Adding systematic fractional flow reserve (FFR) assessment to coronary angiography does not reduce costs or improve quality of life in patients undergoing diagnosis for chest pain, nor does it reduce major adverse cardiac events or revascularisation rates. That is the finding of late-breaking research presented at the European Society of Cardiology’s 2021 congress (ESC 2021, 27–30 August, virtual).
RIPCORD2 is the first randomised trial to examine whether systematic FFR assessment of all relevant coronary arteries at the stage of the diagnostic angiogram would provide superior resource utilisation, quality of life and clinical outcomes when compared to angiographic assessment alone.
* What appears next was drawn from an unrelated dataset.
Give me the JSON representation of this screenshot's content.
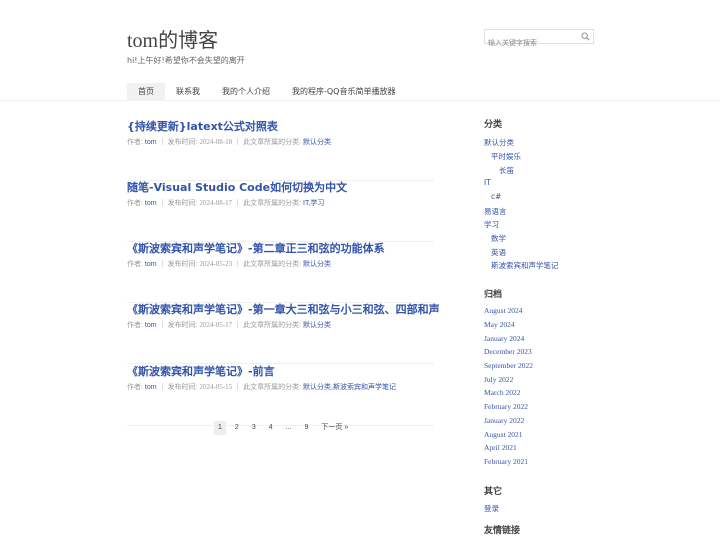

The open label trial enrolled 1,100 patients undergoing invasive coronary angiography for the investigation of angina or non-ST elevation myocardial infarction. The mean age was 64 years and 75% were men. All participants had a stenosis of 30% or greater in at least one coronary artery suitable for either PCI or a bypass graft. Patients were randomised to systematic pressure wire–derived FFR after angiography or angiography alone.
The co-primary outcomes, assessed at one year, were (a) total hospital costs and (b) quality of life and angina status. Costs incorporated the initial admission and any hospital episode starting within one year after randomisation. All inpatient admissions, outpatient visits and attendances at accident and emergency departments were included, but costs for primary care or routine medications were not. Quality of life was assessed using the visual analogue scale of the EuroQol EQ-5D-5L questionnaire and angina status was assessed using the Canadian Cardiovascular Society scale.
Prespecified secondary endpoints included clinical events (all-cause mortality, non-fatal stroke, non-fatal myocardial infarction and unplanned revascularisation) and management strategy (optimal medical therapy alone, PCI, or CABG).
The median total hospital cost over the one-year period was similar in the two groups: £4,510 (interquartile range [IQR] 2721–7415) for FFR plus angiography versus £4,136 (IQR 2613–7015) for angiography alone (p=0.137). There were no differences between groups in inpatient and outpatient costs, nights in hospital or the number of outpatient visits. There were no differences between groups in quality of life and angina status at one year.
Regarding secondary endpoints, there were a similar number of deaths, strokes, myocardial infarctions, and unplanned revascularisations in both groups. Nor were there significant differences between groups in the selected management plan. However, in the FFR group, the strategy was chosen immediately after the catheter laboratory procedure in more than 98% of patients whereas a further test was required in 14.7% of patients in the angiography alone group.
Chief investigator, Nicholas Curzen of University Hospital Southampton NHS Foundation Trust, Southampton, UK, said: “RIPCORD2 found that a strategy of systematic FFR in all major coronary arteries amenable to revascularisation was cost neutral compared to angiography-guided management and was not associated with any difference in quality of life or angina status at one year. In addition, there was no change in the management plan or the rate of clinical events, indicating that this strategy provides no overall advantage compared to angiography alone.”